[Data items]
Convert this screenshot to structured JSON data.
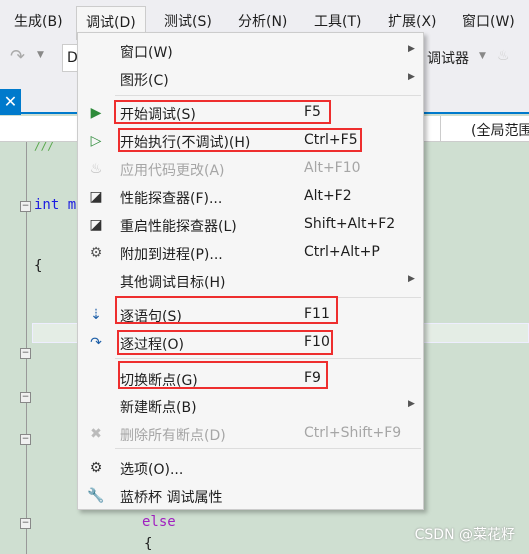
{
  "menubar": [
    "生成(B)",
    "调试(D)",
    "测试(S)",
    "分析(N)",
    "工具(T)",
    "扩展(X)",
    "窗口(W)"
  ],
  "toolbar": {
    "config_value": "D",
    "debugger_label": "调试器"
  },
  "navbar": {
    "scope": "(全局范围"
  },
  "code": {
    "int_line": "int m",
    "brace": "{",
    "else_kw": "else",
    "comment": "///"
  },
  "menu": {
    "items": [
      {
        "label": "窗口(W)",
        "shortcut": "",
        "submenu": true,
        "icon": ""
      },
      {
        "label": "图形(C)",
        "shortcut": "",
        "submenu": true,
        "icon": ""
      },
      {
        "label": "开始调试(S)",
        "shortcut": "F5",
        "icon": "play-icon"
      },
      {
        "label": "开始执行(不调试)(H)",
        "shortcut": "Ctrl+F5",
        "icon": "play-outline-icon"
      },
      {
        "label": "应用代码更改(A)",
        "shortcut": "Alt+F10",
        "icon": "flame-icon",
        "disabled": true
      },
      {
        "label": "性能探查器(F)...",
        "shortcut": "Alt+F2",
        "icon": "performance-chart-icon"
      },
      {
        "label": "重启性能探查器(L)",
        "shortcut": "Shift+Alt+F2",
        "icon": "performance-chart-icon"
      },
      {
        "label": "附加到进程(P)...",
        "shortcut": "Ctrl+Alt+P",
        "icon": "gears-icon"
      },
      {
        "label": "其他调试目标(H)",
        "shortcut": "",
        "submenu": true,
        "icon": ""
      },
      {
        "label": "逐语句(S)",
        "shortcut": "F11",
        "icon": "step-into-icon"
      },
      {
        "label": "逐过程(O)",
        "shortcut": "F10",
        "icon": "step-over-icon"
      },
      {
        "label": "切换断点(G)",
        "shortcut": "F9",
        "icon": ""
      },
      {
        "label": "新建断点(B)",
        "shortcut": "",
        "submenu": true,
        "icon": ""
      },
      {
        "label": "删除所有断点(D)",
        "shortcut": "Ctrl+Shift+F9",
        "icon": "delete-breakpoints-icon",
        "disabled": true
      },
      {
        "label": "选项(O)...",
        "shortcut": "",
        "icon": "gear-icon"
      },
      {
        "label": "蓝桥杯 调试属性",
        "shortcut": "",
        "icon": "wrench-icon"
      }
    ]
  },
  "watermark": "CSDN @菜花籽",
  "colors": {
    "highlight_box": "#ee2e2e",
    "accent": "#007acc",
    "play_green": "#2e8b3a",
    "step_blue": "#1e5fa8"
  }
}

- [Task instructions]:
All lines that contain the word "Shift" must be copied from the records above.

- [Finished exercise]:
        "shortcut": "Shift+Alt+F2",
        "shortcut": "Ctrl+Shift+F9",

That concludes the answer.